The Halloween decorations have been packed away, fireworks have exploded and the air still smells of burnt embers and pumpkin but regardless of this, I’m hectically ordering baubles, downloading Now That’s What I Call Christmas and buying the most adorable wrapping paper the high street has to offer.
As I listen to Christmas Scrooges grumbling about the Coca Cola advert and sighing about my need to visit London’s Winter Wonderland for the fifth time, I can’t help but feel sorry for them.
Christmas is my yearly indulgence and I’m not giving it up for anyone. I live for the sights and smells of Winter, the cosy jumpers are building up and Christmas markets are already pencilled in the calendar to kick start the festivities.
Not even working in retail for three years, where Christmas starts in October and customers fight it out over the final turkeys, dampens my spirits. I start wrapping presents in October and sneakily filling my ears with Slade and Band Aid weeks before December rears its bitterly cold head.
The warming family atmosphere as the winter spice candles flicker on the windowsill is enough to make even the most cold hearted individual smile.
Serving up pigs in blankets and stuffing as crackers are pulled and awful jokes are sniggered at makes my entire year.
In short, just simply seeing people happy puts a smile on my face; the festive backdrop definitely helps though.
When the evening comes to an end and everyone has collapsed in a food coma I cannot help but feel warm and content.
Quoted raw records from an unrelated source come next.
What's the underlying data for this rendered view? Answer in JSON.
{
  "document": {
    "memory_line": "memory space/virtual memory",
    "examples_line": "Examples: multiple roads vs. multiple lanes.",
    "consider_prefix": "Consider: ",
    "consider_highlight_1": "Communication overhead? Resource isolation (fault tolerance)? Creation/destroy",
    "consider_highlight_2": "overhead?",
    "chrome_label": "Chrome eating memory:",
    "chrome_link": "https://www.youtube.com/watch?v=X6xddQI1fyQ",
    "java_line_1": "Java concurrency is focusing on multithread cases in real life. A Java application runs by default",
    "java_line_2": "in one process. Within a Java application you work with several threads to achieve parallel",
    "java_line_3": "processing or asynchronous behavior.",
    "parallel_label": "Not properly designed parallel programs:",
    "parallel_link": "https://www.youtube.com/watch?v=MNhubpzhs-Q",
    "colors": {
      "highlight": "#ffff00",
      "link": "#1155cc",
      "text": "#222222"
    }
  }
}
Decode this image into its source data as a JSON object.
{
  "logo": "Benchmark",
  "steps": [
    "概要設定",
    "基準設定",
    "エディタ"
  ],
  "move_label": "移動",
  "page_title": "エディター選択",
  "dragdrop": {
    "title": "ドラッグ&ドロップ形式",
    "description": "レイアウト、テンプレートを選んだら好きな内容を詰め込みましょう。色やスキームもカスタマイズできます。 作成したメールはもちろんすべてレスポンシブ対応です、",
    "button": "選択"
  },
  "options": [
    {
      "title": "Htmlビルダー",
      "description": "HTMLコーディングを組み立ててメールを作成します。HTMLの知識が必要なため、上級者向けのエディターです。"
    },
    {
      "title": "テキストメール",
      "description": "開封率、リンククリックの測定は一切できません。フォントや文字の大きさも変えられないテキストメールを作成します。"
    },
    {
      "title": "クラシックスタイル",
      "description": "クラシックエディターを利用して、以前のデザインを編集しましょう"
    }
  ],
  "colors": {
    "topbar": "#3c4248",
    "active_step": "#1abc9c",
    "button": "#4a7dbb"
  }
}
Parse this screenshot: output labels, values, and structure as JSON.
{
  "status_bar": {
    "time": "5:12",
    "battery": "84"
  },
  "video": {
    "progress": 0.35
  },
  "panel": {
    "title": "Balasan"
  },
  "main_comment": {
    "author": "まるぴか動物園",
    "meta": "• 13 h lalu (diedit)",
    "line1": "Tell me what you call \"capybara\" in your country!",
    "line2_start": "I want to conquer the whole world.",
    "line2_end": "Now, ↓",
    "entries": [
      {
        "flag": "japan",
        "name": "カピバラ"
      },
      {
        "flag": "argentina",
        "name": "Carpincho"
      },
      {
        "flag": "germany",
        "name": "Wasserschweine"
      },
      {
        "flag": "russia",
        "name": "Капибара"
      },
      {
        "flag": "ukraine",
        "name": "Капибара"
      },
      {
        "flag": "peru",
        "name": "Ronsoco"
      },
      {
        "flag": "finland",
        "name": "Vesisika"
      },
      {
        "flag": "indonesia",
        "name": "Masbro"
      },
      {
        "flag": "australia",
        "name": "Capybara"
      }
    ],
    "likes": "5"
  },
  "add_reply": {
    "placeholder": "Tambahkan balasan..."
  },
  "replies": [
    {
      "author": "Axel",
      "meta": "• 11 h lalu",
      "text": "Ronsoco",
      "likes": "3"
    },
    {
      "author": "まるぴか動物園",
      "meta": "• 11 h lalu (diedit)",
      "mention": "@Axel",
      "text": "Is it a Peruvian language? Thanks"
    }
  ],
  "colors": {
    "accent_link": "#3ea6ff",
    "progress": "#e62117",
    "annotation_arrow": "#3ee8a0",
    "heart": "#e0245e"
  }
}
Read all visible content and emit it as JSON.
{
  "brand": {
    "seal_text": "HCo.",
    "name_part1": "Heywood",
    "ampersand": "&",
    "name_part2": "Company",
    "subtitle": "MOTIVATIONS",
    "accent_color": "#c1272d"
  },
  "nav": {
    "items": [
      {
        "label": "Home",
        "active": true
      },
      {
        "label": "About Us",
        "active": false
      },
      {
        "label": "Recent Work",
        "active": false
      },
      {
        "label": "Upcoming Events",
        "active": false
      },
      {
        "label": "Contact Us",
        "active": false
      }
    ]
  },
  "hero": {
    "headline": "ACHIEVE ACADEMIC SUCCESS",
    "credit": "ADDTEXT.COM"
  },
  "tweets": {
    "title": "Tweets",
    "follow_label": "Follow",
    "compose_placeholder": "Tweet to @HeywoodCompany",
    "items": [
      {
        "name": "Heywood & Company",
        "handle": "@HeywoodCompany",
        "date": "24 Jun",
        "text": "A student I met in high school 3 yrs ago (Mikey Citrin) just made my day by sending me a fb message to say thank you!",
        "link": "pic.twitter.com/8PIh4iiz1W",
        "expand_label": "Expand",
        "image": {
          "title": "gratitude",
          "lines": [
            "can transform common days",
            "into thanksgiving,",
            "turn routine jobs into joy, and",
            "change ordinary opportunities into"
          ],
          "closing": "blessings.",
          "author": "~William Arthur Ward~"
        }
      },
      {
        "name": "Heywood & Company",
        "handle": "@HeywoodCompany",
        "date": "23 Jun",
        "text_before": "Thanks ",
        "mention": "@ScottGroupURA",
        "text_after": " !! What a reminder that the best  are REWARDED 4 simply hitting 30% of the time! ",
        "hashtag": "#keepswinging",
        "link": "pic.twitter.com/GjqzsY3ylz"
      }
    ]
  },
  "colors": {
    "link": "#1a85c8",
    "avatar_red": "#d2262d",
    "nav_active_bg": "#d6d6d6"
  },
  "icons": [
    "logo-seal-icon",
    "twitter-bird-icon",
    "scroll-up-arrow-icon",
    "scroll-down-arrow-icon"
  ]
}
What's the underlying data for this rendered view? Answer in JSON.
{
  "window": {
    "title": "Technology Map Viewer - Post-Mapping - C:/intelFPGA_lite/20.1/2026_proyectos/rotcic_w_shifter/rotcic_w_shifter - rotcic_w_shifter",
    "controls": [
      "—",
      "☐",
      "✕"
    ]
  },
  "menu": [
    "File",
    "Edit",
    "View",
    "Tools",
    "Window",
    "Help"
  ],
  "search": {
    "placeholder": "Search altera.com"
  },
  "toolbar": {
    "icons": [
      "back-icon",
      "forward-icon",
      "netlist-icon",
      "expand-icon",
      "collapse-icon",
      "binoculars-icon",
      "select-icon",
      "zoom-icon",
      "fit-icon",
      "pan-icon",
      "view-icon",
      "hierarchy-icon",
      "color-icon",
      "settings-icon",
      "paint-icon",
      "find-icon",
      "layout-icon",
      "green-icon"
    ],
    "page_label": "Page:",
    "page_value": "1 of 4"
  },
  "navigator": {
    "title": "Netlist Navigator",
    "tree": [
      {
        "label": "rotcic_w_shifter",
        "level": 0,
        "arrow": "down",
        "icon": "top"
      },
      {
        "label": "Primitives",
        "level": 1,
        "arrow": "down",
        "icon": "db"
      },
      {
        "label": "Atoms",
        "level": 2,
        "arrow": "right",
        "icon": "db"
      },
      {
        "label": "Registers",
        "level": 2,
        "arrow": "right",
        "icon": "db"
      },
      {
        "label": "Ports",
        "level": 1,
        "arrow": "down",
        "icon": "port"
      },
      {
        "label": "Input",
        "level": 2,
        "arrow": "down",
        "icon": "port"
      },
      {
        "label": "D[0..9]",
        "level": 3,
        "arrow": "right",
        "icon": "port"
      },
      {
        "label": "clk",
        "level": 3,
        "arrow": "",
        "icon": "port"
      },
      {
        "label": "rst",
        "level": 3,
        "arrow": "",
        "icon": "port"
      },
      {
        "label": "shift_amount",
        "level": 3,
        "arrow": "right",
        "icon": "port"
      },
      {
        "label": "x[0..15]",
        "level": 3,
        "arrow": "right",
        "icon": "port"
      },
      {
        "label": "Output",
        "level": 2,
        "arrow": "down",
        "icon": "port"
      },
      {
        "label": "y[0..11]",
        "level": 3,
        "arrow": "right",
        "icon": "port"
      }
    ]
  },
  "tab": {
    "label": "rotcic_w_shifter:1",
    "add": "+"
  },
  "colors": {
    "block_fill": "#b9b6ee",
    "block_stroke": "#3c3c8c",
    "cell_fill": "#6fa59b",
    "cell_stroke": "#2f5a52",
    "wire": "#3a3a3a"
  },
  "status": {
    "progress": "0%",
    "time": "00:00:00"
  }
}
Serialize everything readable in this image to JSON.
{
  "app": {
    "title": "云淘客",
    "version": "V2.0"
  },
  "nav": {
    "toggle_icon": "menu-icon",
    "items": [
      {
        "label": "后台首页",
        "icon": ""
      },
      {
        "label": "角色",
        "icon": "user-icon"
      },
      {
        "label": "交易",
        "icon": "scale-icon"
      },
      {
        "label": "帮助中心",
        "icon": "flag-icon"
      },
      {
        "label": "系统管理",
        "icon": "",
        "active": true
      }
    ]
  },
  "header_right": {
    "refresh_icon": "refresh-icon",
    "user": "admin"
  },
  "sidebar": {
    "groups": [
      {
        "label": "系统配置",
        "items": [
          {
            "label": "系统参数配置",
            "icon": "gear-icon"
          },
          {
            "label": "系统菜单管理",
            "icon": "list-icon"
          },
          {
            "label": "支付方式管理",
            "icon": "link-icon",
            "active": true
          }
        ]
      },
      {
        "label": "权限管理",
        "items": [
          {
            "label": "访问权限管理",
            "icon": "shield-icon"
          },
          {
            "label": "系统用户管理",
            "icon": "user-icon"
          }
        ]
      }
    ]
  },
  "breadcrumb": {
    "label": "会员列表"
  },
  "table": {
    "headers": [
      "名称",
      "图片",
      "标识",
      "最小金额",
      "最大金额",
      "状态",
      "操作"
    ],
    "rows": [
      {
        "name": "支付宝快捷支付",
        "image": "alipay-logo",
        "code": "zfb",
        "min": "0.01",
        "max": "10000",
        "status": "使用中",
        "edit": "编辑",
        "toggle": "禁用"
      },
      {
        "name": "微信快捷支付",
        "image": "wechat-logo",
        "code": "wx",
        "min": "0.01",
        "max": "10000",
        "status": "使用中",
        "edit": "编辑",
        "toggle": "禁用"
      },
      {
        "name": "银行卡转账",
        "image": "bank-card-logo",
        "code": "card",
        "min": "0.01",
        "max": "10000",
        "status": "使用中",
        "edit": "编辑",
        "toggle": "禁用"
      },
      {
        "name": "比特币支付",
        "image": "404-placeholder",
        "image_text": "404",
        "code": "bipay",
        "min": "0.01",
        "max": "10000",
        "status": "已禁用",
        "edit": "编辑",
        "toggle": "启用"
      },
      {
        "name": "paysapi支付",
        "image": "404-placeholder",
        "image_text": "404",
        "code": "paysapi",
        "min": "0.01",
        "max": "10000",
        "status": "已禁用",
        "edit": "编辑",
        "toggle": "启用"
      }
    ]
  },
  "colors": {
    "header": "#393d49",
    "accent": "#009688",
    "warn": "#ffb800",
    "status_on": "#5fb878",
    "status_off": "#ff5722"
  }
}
As grandparents snooze on the sofa and parents drunkenly discuss their childhood memories with Christmas music ringing in their ears, life feels perfectly balanced.
I bombard the scrooges of festivity with Christmas carols and tinsel knowing that when Christmas eve rolls round and everyone gathers together filled with cheer, even the grouchiest of Grinches will inwardly smile as they become hysterical watching Home Alone while finishing off the Quality Streets.
I am constantly harassed by eye rolls from grizzly Grinches, ready waiting to rain on my parade with their ‘you’re not a child anymore’ speeches urging me to grow up.
No, I am not a child but regardless of this very obvious fact, all I want to do is bathe in Christmas magic. Much like that awful sweatshirt your Nan makes you every year Christmas celebrations are for life, not just for our childhood.